The transport was dispatched from Zamość on December 10th at 1600 hours. The arrival in Auschwitz took place December 12 at 2300 hours. From among the 644 Poles, three escaped on route during the stop near the distribution station in Kraków with the help of Polish railway workers who opened the locked door of the wagon. The escape was made possible by the darkness and occurred at a time when the guards were at the other end of the train. An immediate search produced no results. Another 11 people — the number accounted for in Zamość during the loading was accurate — apparently jumped out the top window of the freight car. It would be directed that in the future the unsealed top window be secured with barbed wire.

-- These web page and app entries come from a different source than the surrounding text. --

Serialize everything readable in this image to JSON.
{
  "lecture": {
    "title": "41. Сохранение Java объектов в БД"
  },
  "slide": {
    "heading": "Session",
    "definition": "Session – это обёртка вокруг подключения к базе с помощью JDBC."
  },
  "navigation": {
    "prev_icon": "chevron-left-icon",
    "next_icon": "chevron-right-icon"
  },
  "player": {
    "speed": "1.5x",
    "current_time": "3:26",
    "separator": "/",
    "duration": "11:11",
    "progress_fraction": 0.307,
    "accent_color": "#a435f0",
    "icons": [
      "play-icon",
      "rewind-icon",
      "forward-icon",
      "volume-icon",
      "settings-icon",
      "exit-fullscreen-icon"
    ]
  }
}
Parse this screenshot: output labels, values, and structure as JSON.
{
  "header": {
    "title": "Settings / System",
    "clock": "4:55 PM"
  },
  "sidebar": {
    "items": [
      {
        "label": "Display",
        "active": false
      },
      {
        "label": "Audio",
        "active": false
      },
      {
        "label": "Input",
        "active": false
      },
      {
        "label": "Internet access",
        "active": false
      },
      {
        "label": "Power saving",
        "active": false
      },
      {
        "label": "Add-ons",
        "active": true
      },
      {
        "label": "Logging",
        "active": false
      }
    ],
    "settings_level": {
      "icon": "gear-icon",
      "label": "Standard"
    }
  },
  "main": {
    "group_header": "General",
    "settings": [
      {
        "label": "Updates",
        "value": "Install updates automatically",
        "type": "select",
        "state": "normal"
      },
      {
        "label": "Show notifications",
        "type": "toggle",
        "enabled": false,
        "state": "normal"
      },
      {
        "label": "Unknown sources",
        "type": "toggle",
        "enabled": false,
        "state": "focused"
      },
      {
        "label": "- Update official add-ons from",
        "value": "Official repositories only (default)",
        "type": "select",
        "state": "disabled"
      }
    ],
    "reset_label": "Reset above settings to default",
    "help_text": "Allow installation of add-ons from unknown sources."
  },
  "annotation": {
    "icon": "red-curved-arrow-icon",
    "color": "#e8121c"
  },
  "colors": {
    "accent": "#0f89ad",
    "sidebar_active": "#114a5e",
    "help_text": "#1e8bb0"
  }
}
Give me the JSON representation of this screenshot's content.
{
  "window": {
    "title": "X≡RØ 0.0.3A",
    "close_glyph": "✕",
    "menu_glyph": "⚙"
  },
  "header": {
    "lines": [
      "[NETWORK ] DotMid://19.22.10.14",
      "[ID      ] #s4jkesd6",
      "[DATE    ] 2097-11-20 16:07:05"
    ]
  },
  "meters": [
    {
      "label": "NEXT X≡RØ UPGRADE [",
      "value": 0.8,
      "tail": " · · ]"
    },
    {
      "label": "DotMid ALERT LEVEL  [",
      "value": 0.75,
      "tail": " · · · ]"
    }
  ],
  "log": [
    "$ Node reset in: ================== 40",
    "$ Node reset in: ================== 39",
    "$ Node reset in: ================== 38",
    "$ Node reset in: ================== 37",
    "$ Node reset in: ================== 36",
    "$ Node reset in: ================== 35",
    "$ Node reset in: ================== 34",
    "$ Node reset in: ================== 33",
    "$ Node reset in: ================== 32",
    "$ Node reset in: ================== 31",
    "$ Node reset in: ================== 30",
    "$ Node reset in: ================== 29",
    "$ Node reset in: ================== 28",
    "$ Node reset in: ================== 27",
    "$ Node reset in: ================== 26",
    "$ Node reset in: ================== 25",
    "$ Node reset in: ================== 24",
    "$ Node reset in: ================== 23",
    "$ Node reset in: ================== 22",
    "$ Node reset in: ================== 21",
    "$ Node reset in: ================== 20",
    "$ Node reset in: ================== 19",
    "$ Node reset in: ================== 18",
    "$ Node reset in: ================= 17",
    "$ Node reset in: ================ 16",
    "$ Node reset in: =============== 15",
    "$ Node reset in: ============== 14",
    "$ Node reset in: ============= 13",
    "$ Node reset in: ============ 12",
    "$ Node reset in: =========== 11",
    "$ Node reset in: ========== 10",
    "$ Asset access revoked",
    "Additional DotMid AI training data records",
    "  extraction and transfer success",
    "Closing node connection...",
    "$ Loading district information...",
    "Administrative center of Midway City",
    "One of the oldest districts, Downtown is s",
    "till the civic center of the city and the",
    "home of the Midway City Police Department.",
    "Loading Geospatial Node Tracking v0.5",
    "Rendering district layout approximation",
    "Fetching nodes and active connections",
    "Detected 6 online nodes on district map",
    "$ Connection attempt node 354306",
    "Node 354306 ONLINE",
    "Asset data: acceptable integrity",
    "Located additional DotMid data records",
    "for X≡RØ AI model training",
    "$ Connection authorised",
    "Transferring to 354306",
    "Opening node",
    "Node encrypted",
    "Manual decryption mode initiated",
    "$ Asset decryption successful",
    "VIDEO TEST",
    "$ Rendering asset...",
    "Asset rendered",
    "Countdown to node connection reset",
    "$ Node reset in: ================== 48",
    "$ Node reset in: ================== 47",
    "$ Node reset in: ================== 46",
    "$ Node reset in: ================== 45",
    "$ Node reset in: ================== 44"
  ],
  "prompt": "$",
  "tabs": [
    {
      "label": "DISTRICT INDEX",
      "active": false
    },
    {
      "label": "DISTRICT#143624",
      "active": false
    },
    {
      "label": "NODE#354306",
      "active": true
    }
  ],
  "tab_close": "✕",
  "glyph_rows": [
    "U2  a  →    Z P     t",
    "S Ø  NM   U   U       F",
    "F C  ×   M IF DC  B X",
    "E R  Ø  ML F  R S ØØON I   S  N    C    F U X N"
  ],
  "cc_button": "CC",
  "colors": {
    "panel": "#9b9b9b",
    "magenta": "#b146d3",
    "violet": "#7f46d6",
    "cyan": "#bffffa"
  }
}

Admittance to Auschwitz took place on December 13, 1942; the list of names was not read.
The transport arrived as planned with the exception of the 14 individuals who skipped out and (the transport) was definitely late.
In the matter of capability to work SS Hauptsturmfuhrer Haumeir made it clear that arrivals to the camp should be Poles capable of work in order to avoid unnecessary overloading of the camp as well as modes of transportation. A certain number of individuals, idiots, cripples and sick people must be in the quickest manner be removed from the camp by liquidation to prevent overload. (Document #80 Zamojszczyzna-Sonderlaboratorium ss. Zbior Documentow Polskich i Niemieckich w okresu okupacji Hitlerowski Tom 1)
The men were sent to Birkenau (section B 1b) and the women to B 1a) Over the next few days they underwent selection, were registered and tattooed. During the selection, the older, disabled and younger men and boys were separated out. It is known that in January 1943 some of the boys from Zamość were included in the group of young prisoners who underwent pseudo-medical experiments. They were injected with typhus germs, and most of them died. In February and in March 1943 two groups of boys from the Zamość region were murdered through cardiac phenol injections.
All the women were quarantined, during which mothers and daughters were separated. Women who were visibly pregnant were also isolated from the others. Birthing mothers and their children faced a particularly tragic fate in the camp. Until June 1943 the infants were killed with phenol injections. After quarantine, women were placed in work commandos.
Also murdered through phenol injection, one of the most efficient killing methods devised by the Germans, was Czesława Kwoka.(Google image)
Cześć ich pamięci. Honor their memory.
If you are interested in reading more about what happened in the Zamość region of Poland during WWII click here www.polamjournal.com/Library/Sophie_Knab_Index/sophie_knab_index.html and click on Zamość under German Occupation 1939-1945
One of the biggest moments in my life was being able to sign for my very own library card. When I'm not reading, researching and writing I'm riding my bike, sewing or gardening. I love flea markets, folk art, and traveling to Poland.